- Name of Creator
- Language of MaterialEnglish
- Physical Description1 volume containing 2 leaves
Scope and Content
Administrative / Biographical History
The Bank of Scotland was established by an Act of the Parliament of Scotland in 1695, and the Royal Bank of Scotland was founded as a corporation by grant of a Royal Charter under the Great Seal of Scotland, May 1727.
Access to this collection is unrestricted for the purpose of private study and personal research within the supervised environment and restrictions of the Library's Palaeography Room. Uncatalogued material may not be seen. Please contact the University Archivist for details.
Part of the Goldsmith's Library of Economic Literature, initially collected by Herbert Somerton Foxwell and presented by the Goldsmith's Company to the University of London in 1903.
Other Finding Aids
Collection level description.
Physical Characteristics and/or Technical Requirements
Manuscript folio. 2 leaves, roughly joined together and folded. Bound in half-calf.
Compiled by Sarah Smith as part of the RSLP AIM25 Project.
Conditions Governing Use
Copies may be made, subject to the condition of the original. Copying must be undertaken by the Palaeography Room staff, who will need a minimum of 24 hours to process requests.
The manuscript was part of the collection of James T Bell.

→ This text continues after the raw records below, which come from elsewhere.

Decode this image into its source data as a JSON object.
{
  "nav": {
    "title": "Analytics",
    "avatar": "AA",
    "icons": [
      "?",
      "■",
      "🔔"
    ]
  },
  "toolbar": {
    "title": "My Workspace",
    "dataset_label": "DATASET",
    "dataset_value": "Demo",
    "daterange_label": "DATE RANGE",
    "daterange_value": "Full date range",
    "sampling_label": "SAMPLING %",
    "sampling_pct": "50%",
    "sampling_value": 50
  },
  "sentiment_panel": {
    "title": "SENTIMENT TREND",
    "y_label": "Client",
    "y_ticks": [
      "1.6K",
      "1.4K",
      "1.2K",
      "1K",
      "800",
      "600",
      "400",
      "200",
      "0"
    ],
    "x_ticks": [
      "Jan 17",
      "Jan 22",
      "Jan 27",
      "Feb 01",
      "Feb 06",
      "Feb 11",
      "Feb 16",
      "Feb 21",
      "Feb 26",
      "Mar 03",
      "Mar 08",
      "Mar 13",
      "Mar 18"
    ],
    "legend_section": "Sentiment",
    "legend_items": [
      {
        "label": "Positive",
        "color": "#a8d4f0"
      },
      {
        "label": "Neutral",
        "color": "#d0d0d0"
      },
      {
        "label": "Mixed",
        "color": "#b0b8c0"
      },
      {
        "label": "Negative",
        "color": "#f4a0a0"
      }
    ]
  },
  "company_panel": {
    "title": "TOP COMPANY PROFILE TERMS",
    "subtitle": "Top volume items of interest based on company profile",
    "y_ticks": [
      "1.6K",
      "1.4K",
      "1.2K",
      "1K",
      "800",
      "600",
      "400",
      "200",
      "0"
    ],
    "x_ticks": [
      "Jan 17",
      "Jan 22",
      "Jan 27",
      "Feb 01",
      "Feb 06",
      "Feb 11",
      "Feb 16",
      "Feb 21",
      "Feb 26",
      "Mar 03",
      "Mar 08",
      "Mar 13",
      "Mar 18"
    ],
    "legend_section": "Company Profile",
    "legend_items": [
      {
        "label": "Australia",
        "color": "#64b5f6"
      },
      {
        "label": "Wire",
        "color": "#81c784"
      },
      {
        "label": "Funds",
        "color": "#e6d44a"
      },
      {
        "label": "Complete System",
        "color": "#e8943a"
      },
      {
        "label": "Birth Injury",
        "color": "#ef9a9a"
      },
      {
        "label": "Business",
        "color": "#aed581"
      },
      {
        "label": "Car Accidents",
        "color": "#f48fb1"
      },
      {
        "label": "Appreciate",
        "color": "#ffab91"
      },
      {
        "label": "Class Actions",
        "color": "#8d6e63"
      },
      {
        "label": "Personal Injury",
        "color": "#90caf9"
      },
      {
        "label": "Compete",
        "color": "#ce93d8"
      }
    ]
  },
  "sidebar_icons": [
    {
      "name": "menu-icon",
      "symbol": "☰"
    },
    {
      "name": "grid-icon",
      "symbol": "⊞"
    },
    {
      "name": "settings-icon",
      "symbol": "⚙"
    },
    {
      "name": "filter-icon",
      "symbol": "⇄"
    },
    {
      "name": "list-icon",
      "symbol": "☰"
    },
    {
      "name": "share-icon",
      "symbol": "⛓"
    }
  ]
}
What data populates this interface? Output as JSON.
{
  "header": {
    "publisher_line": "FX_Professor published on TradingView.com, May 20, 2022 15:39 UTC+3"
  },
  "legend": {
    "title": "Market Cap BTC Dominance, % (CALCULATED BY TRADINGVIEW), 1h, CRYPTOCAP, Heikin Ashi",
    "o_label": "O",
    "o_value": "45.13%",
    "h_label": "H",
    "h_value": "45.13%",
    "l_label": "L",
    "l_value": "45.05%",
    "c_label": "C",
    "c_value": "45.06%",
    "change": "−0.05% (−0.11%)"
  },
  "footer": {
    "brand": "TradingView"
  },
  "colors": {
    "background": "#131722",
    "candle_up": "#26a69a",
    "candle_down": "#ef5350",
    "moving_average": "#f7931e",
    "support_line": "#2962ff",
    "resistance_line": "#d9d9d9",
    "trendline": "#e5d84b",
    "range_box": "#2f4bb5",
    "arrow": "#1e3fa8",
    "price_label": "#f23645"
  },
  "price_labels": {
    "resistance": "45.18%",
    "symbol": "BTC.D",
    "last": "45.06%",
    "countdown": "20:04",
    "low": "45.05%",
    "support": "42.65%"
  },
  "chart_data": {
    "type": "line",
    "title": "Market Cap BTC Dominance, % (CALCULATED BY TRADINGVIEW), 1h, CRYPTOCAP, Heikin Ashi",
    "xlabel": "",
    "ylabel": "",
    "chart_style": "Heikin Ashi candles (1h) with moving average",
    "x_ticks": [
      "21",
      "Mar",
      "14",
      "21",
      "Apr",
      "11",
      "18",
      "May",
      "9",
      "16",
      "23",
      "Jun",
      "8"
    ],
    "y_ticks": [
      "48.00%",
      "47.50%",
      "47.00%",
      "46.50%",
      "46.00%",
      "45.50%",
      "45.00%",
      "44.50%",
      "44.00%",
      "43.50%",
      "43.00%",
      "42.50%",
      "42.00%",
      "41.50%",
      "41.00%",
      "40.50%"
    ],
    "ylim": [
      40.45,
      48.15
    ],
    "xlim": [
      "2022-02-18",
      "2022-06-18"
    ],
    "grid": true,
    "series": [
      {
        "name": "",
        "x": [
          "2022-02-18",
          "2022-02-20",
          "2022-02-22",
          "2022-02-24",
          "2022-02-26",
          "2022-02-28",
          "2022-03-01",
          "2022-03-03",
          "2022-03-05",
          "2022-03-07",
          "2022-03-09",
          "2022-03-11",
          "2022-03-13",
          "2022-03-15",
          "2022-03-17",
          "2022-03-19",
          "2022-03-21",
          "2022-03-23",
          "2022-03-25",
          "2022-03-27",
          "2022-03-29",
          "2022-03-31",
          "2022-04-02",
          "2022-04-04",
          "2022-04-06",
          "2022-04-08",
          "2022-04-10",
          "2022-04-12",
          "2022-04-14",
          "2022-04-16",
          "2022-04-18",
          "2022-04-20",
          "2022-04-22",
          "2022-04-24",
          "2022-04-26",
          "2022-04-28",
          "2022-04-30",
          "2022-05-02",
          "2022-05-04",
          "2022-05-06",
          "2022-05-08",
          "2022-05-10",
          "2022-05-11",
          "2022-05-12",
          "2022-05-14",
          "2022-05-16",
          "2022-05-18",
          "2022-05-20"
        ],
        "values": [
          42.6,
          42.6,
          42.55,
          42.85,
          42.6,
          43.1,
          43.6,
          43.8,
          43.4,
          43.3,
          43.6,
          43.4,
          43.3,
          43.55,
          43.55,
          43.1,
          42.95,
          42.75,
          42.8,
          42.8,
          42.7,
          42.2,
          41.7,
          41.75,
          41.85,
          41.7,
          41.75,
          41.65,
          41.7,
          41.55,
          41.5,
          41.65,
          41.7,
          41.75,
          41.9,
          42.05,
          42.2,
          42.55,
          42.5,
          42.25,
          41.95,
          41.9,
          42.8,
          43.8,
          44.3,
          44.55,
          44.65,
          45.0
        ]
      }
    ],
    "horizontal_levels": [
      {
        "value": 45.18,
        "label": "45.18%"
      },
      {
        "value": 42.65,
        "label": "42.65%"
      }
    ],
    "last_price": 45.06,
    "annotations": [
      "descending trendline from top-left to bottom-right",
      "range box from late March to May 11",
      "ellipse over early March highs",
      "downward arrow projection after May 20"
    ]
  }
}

An extended version was printed as A proposal to supply the defect of money and relief to the poor , .